More and more and more of its bulk flopped out of the river. It was streaked with veins and pitted with deep pores. Hard, bony portions that may have been legs or antennae straightened up all over its body. It began to inflate. Its color lightened to a dark yellow and the pores inverted into fleshy lumps and it rose into the sky.
I was rising with it. My feet left the ground and I floated alongside the creature until we were about a hundred feet up. The bony masses on its body split. Innumerable black lines exploded from within and streaked into the midnight sky. They flew in a torrent, still connected to the main body, into space.
For the first time in what seemed like days, I experienced a tingle of warmth.
Brightness detonated throughout my skull and I gasped and writhed and realized I could move again. I was on my back, staring at the ceiling of my living room. I was still freezing, but I could feel the heat from the nearby radiator warming me.
Scrambling to my feet, I finished my rush to the kitchen, grabbed my phone, and called 911.
I spent the night in the hospital undergoing many, many tests. Once they determined nothing was wrong with me, other than very mild hypothermia, the psychological tests began. At any other time in my life, I would have been upset – angry, even – at the thought of someone testing my competence. That night, though, I welcomed it.
When the paramedics rushed into my house, I noticed infinitesimally-fine lines emerging from their eyes and going straight up into the clouds. When I reached the hospital, everyone there had the same thing. The lines went straight up, through the ceiling, and didn’t seem affected by their blinking or movement.
Of course, I told the psychiatrists and psychologists and therapists this. They didn’t believe me. And who could blame them, to be honest? I was released in the morning with an appointment to visit in a month if I was still experiencing “visual hallucinations.”
I spent the next couple days trying to ignore the hairlike filaments protruding from the eyes of everyone I saw, everyone I passed, everyone I talked to, and everyone on television. Not me, though. Not mine. All I had were the same dark flickers in my peripheral vision that were present on the day of my incident.
On New Year’s day, once my hangover had dulled, I rummaged around in my closet for my old college telescope. It was the first sunny day since the incident and I wanted to check something. I pointed the telescope out the window and followed where all the lines led. Like I’d thought, they all coalesced on one point. The point was moving very slightly.
I clicked around on the computer, put in the coordinates of where my telescope was pointing, and determined the direction of the lines out into the sky. It didn’t take long before my suspicions were confirmed.
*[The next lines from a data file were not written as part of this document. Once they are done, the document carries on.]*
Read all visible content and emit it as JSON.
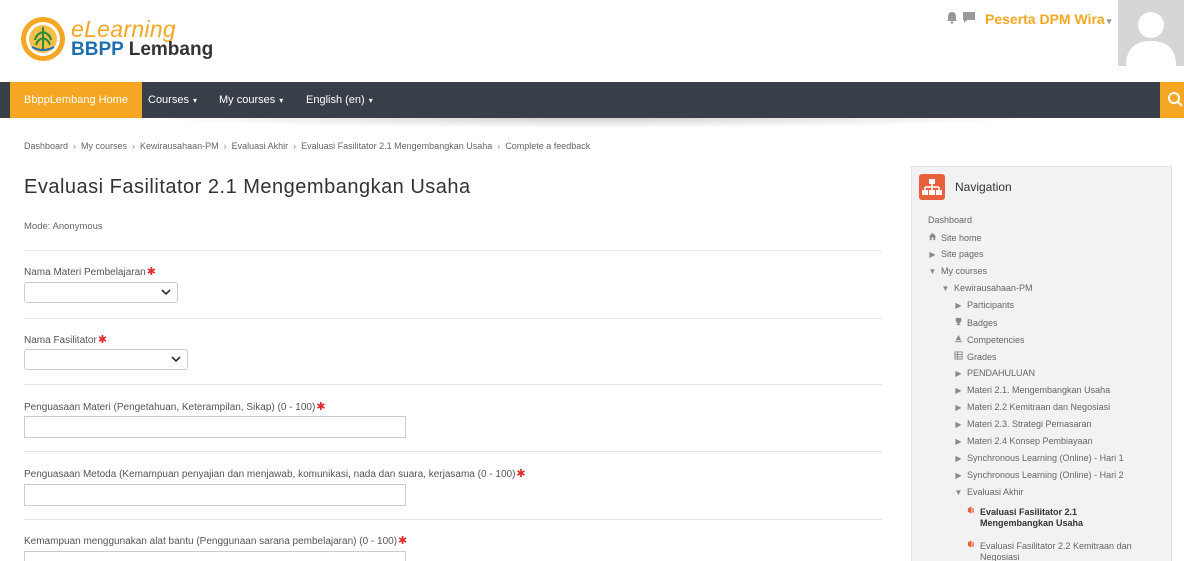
{
  "header": {
    "logo_line1": "eLearning",
    "logo_line2a": "BBPP",
    "logo_line2b": "Lembang",
    "user_name": "Peserta DPM Wira",
    "user_caret": "▾"
  },
  "navbar": {
    "home": "BbppLembang Home",
    "items": [
      {
        "label": "Courses"
      },
      {
        "label": "My courses"
      },
      {
        "label": "English (en)"
      }
    ],
    "caret": "▾"
  },
  "breadcrumb": {
    "items": [
      "Dashboard",
      "My courses",
      "Kewirausahaan-PM",
      "Evaluasi Akhir",
      "Evaluasi Fasilitator 2.1 Mengembangkan Usaha",
      "Complete a feedback"
    ],
    "sep": "›"
  },
  "main": {
    "title": "Evaluasi Fasilitator 2.1 Mengembangkan Usaha",
    "mode": "Mode: Anonymous",
    "required_mark": "✱",
    "questions": [
      {
        "label": "Nama Materi Pembelajaran",
        "type": "select",
        "value": ""
      },
      {
        "label": "Nama Fasilitator",
        "type": "select",
        "value": ""
      },
      {
        "label": "Penguasaan Materi (Pengetahuan, Keterampilan, Sikap) (0 - 100)",
        "type": "text",
        "value": ""
      },
      {
        "label": "Penguasaan Metoda (Kemampuan penyajian dan menjawab, komunikasi, nada dan suara, kerjasama (0 - 100)",
        "type": "text",
        "value": ""
      },
      {
        "label": "Kemampuan menggunakan alat bantu (Penggunaan sarana pembelajaran) (0 - 100)",
        "type": "text",
        "value": ""
      }
    ]
  },
  "navigation": {
    "title": "Navigation",
    "nodes": [
      {
        "label": "Dashboard",
        "icon": ""
      },
      {
        "label": "Site home",
        "icon": "home-icon"
      },
      {
        "label": "Site pages",
        "icon": "caret-right-icon"
      },
      {
        "label": "My courses",
        "icon": "caret-down-icon"
      },
      {
        "label": "Kewirausahaan-PM",
        "icon": "caret-down-icon"
      },
      {
        "label": "Participants",
        "icon": "caret-right-icon"
      },
      {
        "label": "Badges",
        "icon": "trophy-icon"
      },
      {
        "label": "Competencies",
        "icon": "competency-icon"
      },
      {
        "label": "Grades",
        "icon": "grades-icon"
      },
      {
        "label": "PENDAHULUAN",
        "icon": "caret-right-icon"
      },
      {
        "label": "Materi 2.1. Mengembangkan Usaha",
        "icon": "caret-right-icon"
      },
      {
        "label": "Materi 2.2 Kemitraan dan Negosiasi",
        "icon": "caret-right-icon"
      },
      {
        "label": "Materi 2.3. Strategi Pemasaran",
        "icon": "caret-right-icon"
      },
      {
        "label": "Materi 2.4 Konsep Pembiayaan",
        "icon": "caret-right-icon"
      },
      {
        "label": "Synchronous Learning (Online) - Hari 1",
        "icon": "caret-right-icon"
      },
      {
        "label": "Synchronous Learning (Online) - Hari 2",
        "icon": "caret-right-icon"
      },
      {
        "label": "Evaluasi Akhir",
        "icon": "caret-down-icon"
      },
      {
        "label": "Evaluasi Fasilitator 2.1",
        "label2": "Mengembangkan Usaha",
        "icon": "feedback-icon",
        "active": true
      },
      {
        "label": "Evaluasi Fasilitator 2.2 Kemitraan dan",
        "label2": "Negosiasi",
        "icon": "feedback-icon"
      }
    ]
  },
  "colors": {
    "accent": "#f5a623",
    "navbar": "#383f48",
    "brand_blue": "#1f6fae",
    "required": "#e02d2d",
    "block_icon": "#e8613c"
  }
}
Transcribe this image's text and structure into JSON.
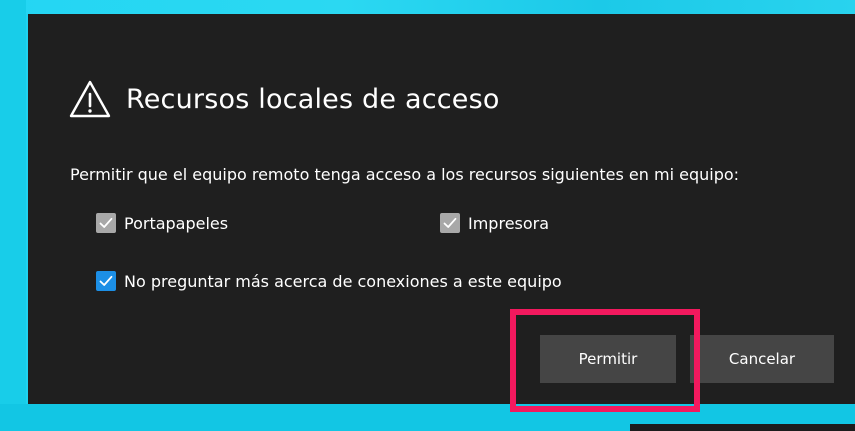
{
  "dialog": {
    "title": "Recursos locales de acceso",
    "description": "Permitir que el equipo remoto tenga acceso a los recursos siguientes en mi equipo:",
    "title_icon": "warning-triangle-icon"
  },
  "options": {
    "clipboard": {
      "label": "Portapapeles",
      "checked": true
    },
    "printer": {
      "label": "Impresora",
      "checked": true
    },
    "dont_ask": {
      "label": "No preguntar más acerca de conexiones a este equipo",
      "checked": true
    }
  },
  "buttons": {
    "allow_label": "Permitir",
    "cancel_label": "Cancelar"
  },
  "colors": {
    "dialog_bg": "#1f1f1f",
    "button_bg": "#454545",
    "accent_checkbox": "#1c8fe6",
    "disabled_checkbox": "#a8a8a8",
    "highlight": "#f2195e",
    "background": "#1fd3f0"
  }
}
All the eyelines were fixed on the position of Pluto. It’s been another week and while I can’t stop thinking about what happened, I know I need to get over it. If what I’m seeing is a hallucination, so be it. It’s now a part of my life and I’ll deal with it as best I can. This morning, though, I did make a phone call. Several, actually.
You see, the little, dark “gnats” I’ve had in my peripheral vision distract me. I want to get rid of them. I’ve been hoping they’re something unrelated to the incident and maybe happened to coincide with it. Fat chance, I know – but still. I called to get an appointment with an optometrist to get them checked out. The nearest one was all booked up.
Since then, I’ve called 28 optometrists. Every single one of them is booked for a solid month. I was told they’re all for the same complaint I’m having. What that means is anyone’s guess, but I haven’t been able to get warm since.